▶ WORK TO COMPLETE
Taking each line of the records in turn, count those containing "title" and report only the number.

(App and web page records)

..............................

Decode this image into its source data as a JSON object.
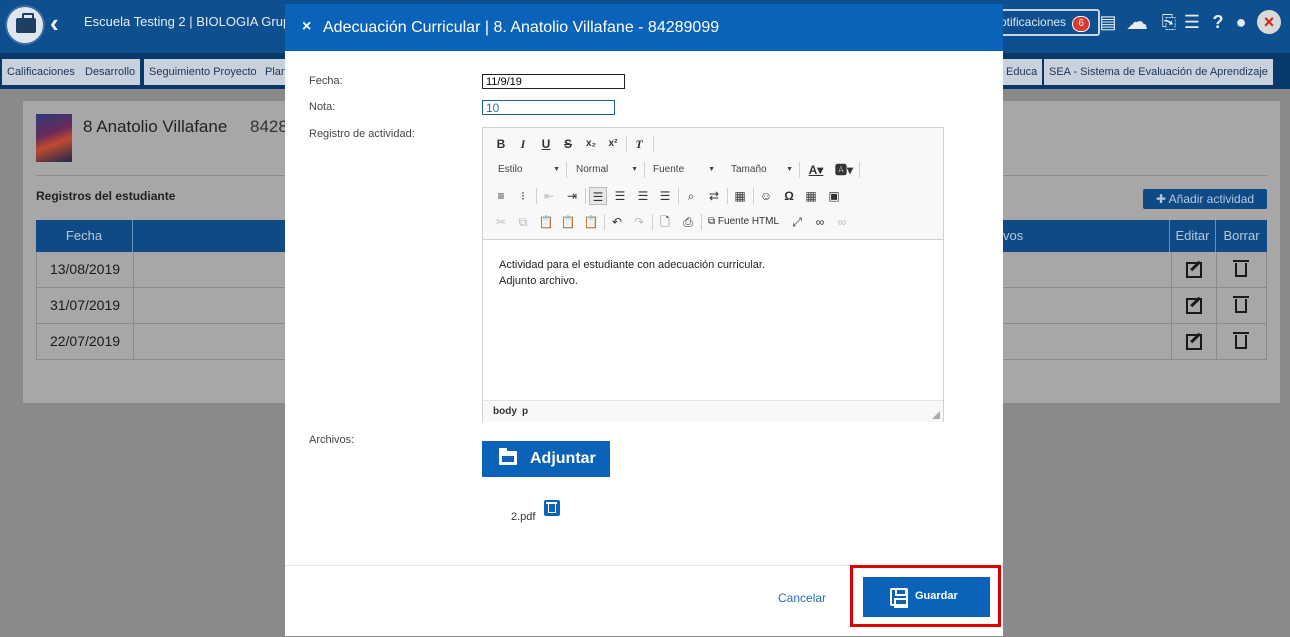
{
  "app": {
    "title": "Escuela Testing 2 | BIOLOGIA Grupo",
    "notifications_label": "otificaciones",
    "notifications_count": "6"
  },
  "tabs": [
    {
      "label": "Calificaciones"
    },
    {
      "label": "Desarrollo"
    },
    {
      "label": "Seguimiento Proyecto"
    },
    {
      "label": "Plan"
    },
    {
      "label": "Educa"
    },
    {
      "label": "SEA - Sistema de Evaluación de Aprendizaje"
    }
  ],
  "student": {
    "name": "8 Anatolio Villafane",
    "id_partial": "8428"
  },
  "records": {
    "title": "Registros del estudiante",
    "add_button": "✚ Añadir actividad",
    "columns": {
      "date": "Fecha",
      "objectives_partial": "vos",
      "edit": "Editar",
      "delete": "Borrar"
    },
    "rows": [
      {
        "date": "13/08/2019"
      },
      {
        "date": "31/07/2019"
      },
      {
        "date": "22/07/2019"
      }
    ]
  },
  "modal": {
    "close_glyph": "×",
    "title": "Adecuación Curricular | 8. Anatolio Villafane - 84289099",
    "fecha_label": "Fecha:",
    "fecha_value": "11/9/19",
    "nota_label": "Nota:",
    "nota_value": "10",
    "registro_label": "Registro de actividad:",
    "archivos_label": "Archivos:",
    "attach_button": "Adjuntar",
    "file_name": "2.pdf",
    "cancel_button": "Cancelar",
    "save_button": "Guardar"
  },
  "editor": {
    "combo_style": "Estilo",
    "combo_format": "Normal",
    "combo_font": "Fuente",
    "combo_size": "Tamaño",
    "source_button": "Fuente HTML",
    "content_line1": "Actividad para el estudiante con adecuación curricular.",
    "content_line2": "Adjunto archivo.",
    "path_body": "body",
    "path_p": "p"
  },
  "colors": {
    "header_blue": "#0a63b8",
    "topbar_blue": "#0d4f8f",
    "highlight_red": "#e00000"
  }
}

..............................

▶ ANSWER BOX
3